Friday, November 11, 2011 marks the 10th anniversary of Microsoft’s announcement of third-party Tablet PCs. To commemorate the occasion, we’re publishing a series of three stories. This is the second of three. ~David Needle
At the Comdex conference in 2001, Bill Gates said, “The Tablet takes cutting-edge PC technology and makes it available wherever you want it, which is why I’m already using a Tablet as my everyday computer,” ~Bill Gates. And also stated, “It’s a PC that is virtually without limits and within five years I predict it will be the most popular form of PC sold in America.” ~Bill Gates.
Though the first tablet PC came to market in 202, it never hit mainstream consumers. It did well in commercial settings, such as hospitals and factories, the use of the stylus just never caught on. I think Microsoft just did not understand what was missing, hence the dramatic iPad market. I think they were trying to force-feed the Windows Pocket PC OS and never considered the user wanted a different approach, and I would suspect, hardware manufactures may have been reluctant to make any changes.
In a recent article, Windows 8 tablet, on daydaily.com, the author had this to say…
New rumours suggest that Microsoft is working on an own-brand tablet to launch running Windows 8. The speculation comes from Taipei, with sources claiming that the tablet will make use of a Texas Instruments chip and will launch by the end of 2012. ~daydaily.com.
I first noticed these rumors in early 2011, starting with a TabletPCReview.com article, Microsoft to Launch Its Own Windows 8 Tablet? The author noted a rumor by DigiTimes, saying,
The folks at DigiTimes started the rumor, claiming their informants as sources from the upstream supply chain. According to the DigiTimes’ information, Microsoft will partner with Texas Instruments, which will manufacture what would be an ARM-designed chip for the tablet. ~Mark Calley.

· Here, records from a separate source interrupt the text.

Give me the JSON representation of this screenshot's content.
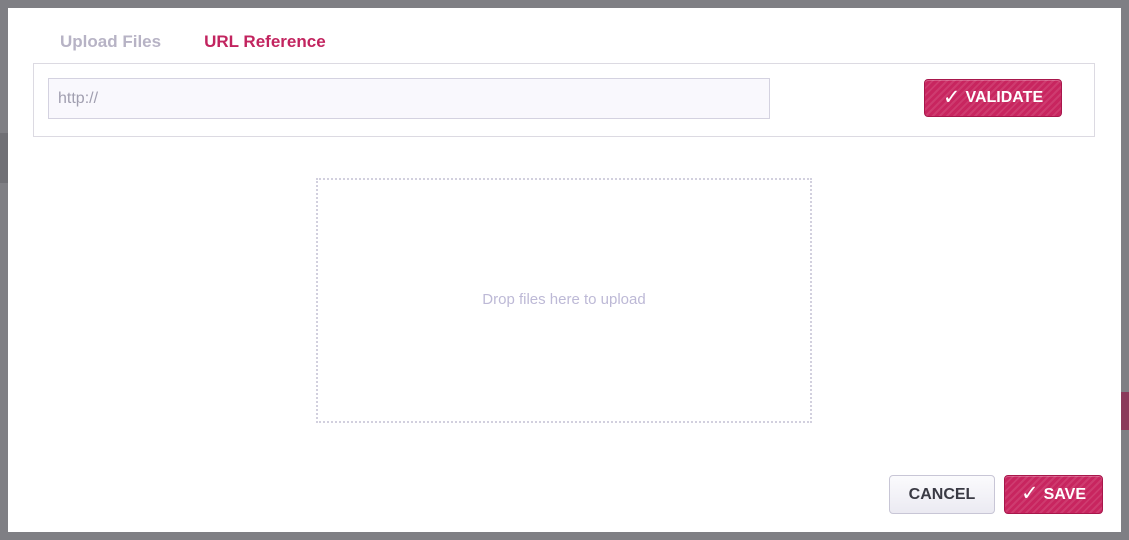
{
  "tabs": [
    {
      "label": "Upload Files",
      "active": false
    },
    {
      "label": "URL Reference",
      "active": true
    }
  ],
  "url_field": {
    "value": "",
    "placeholder": "http://"
  },
  "validate_button": {
    "label": "VALIDATE",
    "icon": "checkmark-icon"
  },
  "dropzone": {
    "text": "Drop files here to upload"
  },
  "footer": {
    "cancel_label": "CANCEL",
    "save_label": "SAVE",
    "save_icon": "checkmark-icon"
  },
  "colors": {
    "accent": "#c8255f",
    "tab_active": "#c2245f",
    "tab_inactive": "#b7b3c5",
    "overlay": "#8a8a8e"
  }
}
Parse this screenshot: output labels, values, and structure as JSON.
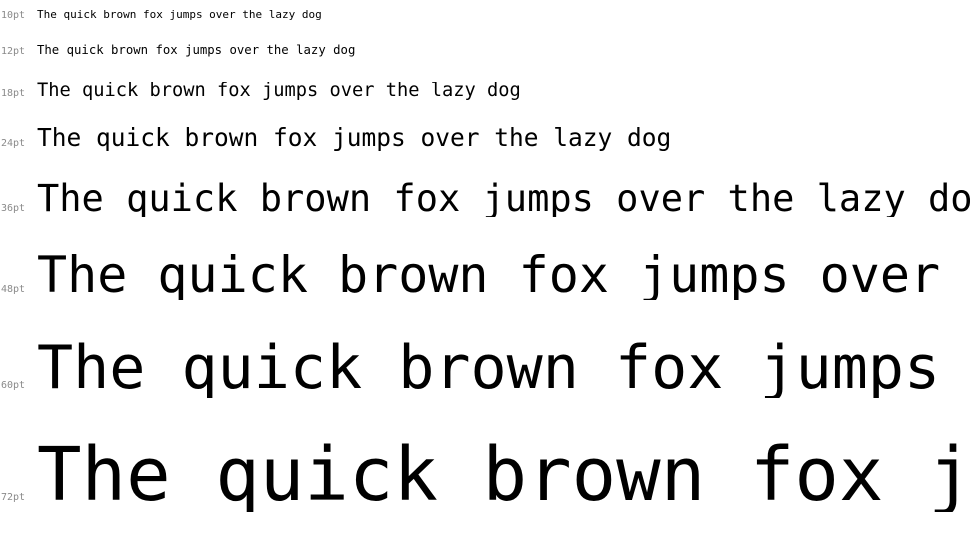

What we know is that many top brands are preparing to launch tablets with the Microsoft Windows 8 operating system. HP, Dell, ASUS, and Samsung have already been rumored in the mix.